WORK REQUIRED:
Give a verbatim copy of the lines below, minus the pictures.

*** Block opens ***

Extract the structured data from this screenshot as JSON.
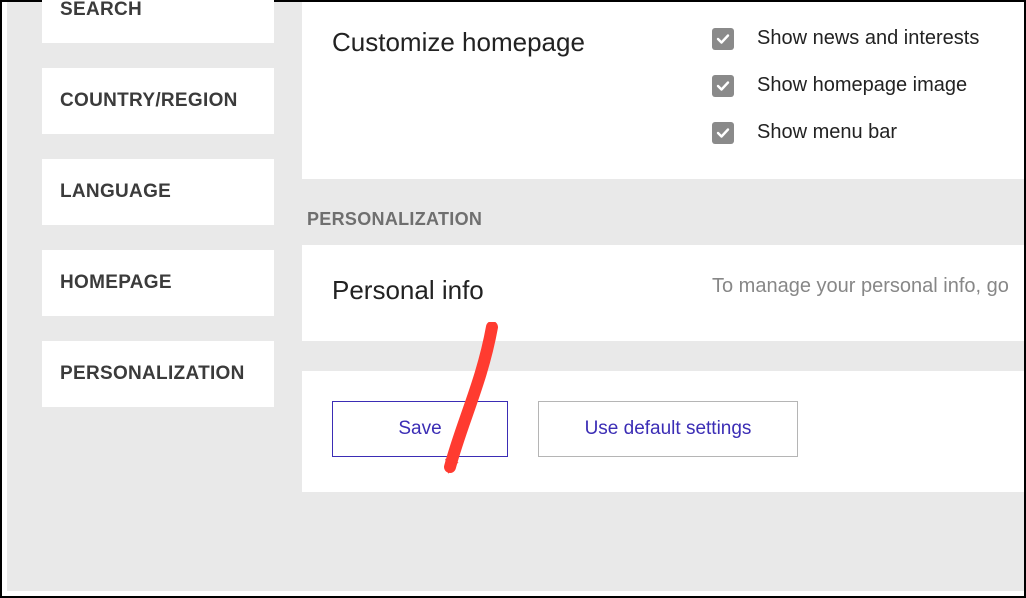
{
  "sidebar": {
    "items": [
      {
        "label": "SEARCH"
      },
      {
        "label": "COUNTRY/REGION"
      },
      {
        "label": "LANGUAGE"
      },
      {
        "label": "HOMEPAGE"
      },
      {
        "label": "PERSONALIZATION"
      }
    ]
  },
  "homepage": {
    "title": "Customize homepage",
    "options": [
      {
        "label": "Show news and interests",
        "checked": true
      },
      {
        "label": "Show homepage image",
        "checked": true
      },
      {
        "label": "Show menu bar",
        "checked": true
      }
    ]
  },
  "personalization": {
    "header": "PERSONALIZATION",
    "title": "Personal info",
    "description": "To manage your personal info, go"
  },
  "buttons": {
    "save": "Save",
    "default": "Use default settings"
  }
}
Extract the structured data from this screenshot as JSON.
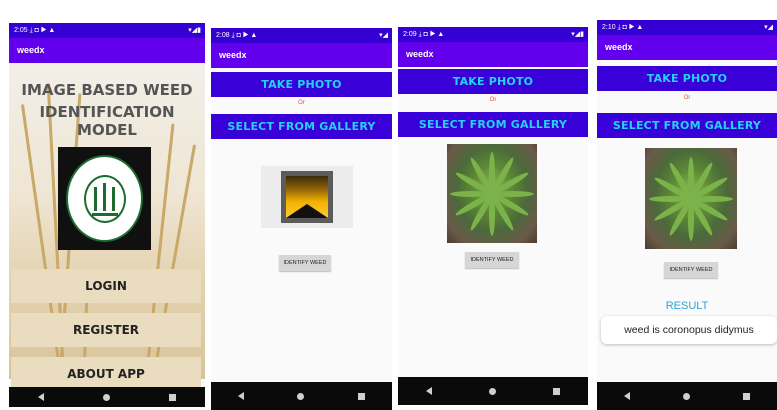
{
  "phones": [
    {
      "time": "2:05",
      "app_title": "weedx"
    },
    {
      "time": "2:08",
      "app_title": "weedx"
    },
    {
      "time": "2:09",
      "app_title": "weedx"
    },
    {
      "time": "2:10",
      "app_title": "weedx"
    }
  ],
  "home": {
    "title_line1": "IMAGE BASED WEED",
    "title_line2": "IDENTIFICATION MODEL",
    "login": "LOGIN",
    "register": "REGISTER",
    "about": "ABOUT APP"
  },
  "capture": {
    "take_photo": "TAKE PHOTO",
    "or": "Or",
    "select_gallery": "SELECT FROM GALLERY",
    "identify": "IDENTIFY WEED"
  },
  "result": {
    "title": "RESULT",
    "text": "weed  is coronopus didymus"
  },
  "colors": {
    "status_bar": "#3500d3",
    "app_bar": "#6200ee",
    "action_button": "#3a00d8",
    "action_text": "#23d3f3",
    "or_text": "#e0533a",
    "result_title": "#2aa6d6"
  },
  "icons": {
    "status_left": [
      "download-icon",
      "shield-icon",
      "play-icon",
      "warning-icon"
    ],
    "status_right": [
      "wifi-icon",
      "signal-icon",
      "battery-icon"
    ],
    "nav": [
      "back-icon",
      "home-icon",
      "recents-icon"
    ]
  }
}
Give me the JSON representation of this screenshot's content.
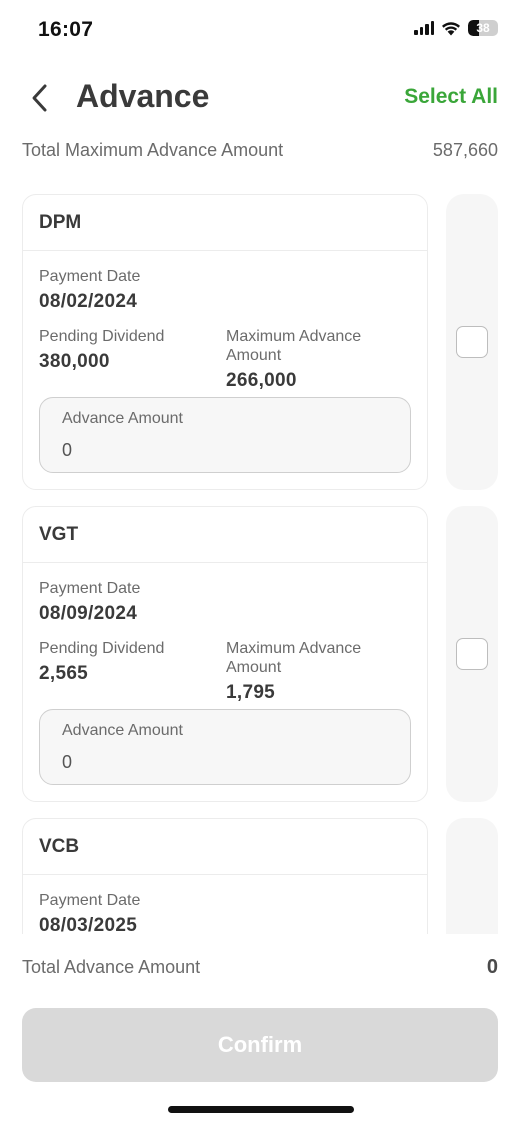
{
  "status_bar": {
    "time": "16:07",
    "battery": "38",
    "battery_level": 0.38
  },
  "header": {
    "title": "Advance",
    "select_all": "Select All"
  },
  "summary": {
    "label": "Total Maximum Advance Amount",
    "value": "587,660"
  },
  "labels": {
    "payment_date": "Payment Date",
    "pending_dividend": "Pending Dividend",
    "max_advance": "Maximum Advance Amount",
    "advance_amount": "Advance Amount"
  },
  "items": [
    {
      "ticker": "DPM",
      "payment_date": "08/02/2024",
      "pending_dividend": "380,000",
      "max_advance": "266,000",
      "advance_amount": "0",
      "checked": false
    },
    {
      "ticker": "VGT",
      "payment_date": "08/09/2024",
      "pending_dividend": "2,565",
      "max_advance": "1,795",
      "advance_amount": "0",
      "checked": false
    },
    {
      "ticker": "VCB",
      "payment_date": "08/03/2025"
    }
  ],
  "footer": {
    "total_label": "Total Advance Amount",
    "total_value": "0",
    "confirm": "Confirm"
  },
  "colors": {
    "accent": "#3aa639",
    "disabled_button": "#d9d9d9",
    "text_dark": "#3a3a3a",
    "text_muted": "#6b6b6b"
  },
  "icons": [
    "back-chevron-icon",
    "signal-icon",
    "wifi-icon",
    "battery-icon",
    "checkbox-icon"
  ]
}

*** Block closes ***

WRITTEN SOLUTION:
Extract the structured data from this screenshot as JSON.
{
  "sidebar": {
    "items": [
      {
        "label": "SEARCH"
      },
      {
        "label": "COUNTRY/REGION"
      },
      {
        "label": "LANGUAGE"
      },
      {
        "label": "HOMEPAGE"
      },
      {
        "label": "PERSONALIZATION"
      }
    ]
  },
  "homepage": {
    "title": "Customize homepage",
    "options": [
      {
        "label": "Show news and interests",
        "checked": true
      },
      {
        "label": "Show homepage image",
        "checked": true
      },
      {
        "label": "Show menu bar",
        "checked": true
      }
    ]
  },
  "personalization": {
    "header": "PERSONALIZATION",
    "title": "Personal info",
    "description": "To manage your personal info, go"
  },
  "buttons": {
    "save": "Save",
    "default": "Use default settings"
  }
}
Extract the structured data from this screenshot as JSON.
{
  "phones": [
    {
      "time": "2:05",
      "app_title": "weedx"
    },
    {
      "time": "2:08",
      "app_title": "weedx"
    },
    {
      "time": "2:09",
      "app_title": "weedx"
    },
    {
      "time": "2:10",
      "app_title": "weedx"
    }
  ],
  "home": {
    "title_line1": "IMAGE BASED WEED",
    "title_line2": "IDENTIFICATION MODEL",
    "login": "LOGIN",
    "register": "REGISTER",
    "about": "ABOUT APP"
  },
  "capture": {
    "take_photo": "TAKE PHOTO",
    "or": "Or",
    "select_gallery": "SELECT FROM GALLERY",
    "identify": "IDENTIFY WEED"
  },
  "result": {
    "title": "RESULT",
    "text": "weed  is coronopus didymus"
  },
  "colors": {
    "status_bar": "#3500d3",
    "app_bar": "#6200ee",
    "action_button": "#3a00d8",
    "action_text": "#23d3f3",
    "or_text": "#e0533a",
    "result_title": "#2aa6d6"
  },
  "icons": {
    "status_left": [
      "download-icon",
      "shield-icon",
      "play-icon",
      "warning-icon"
    ],
    "status_right": [
      "wifi-icon",
      "signal-icon",
      "battery-icon"
    ],
    "nav": [
      "back-icon",
      "home-icon",
      "recents-icon"
    ]
  }
}
Give me the JSON representation of this screenshot's content.
{
  "status_bar": {
    "time": "16:07",
    "battery": "38",
    "battery_level": 0.38
  },
  "header": {
    "title": "Advance",
    "select_all": "Select All"
  },
  "summary": {
    "label": "Total Maximum Advance Amount",
    "value": "587,660"
  },
  "labels": {
    "payment_date": "Payment Date",
    "pending_dividend": "Pending Dividend",
    "max_advance": "Maximum Advance Amount",
    "advance_amount": "Advance Amount"
  },
  "items": [
    {
      "ticker": "DPM",
      "payment_date": "08/02/2024",
      "pending_dividend": "380,000",
      "max_advance": "266,000",
      "advance_amount": "0",
      "checked": false
    },
    {
      "ticker": "VGT",
      "payment_date": "08/09/2024",
      "pending_dividend": "2,565",
      "max_advance": "1,795",
      "advance_amount": "0",
      "checked": false
    },
    {
      "ticker": "VCB",
      "payment_date": "08/03/2025"
    }
  ],
  "footer": {
    "total_label": "Total Advance Amount",
    "total_value": "0",
    "confirm": "Confirm"
  },
  "colors": {
    "accent": "#3aa639",
    "disabled_button": "#d9d9d9",
    "text_dark": "#3a3a3a",
    "text_muted": "#6b6b6b"
  },
  "icons": [
    "back-chevron-icon",
    "signal-icon",
    "wifi-icon",
    "battery-icon",
    "checkbox-icon"
  ]
}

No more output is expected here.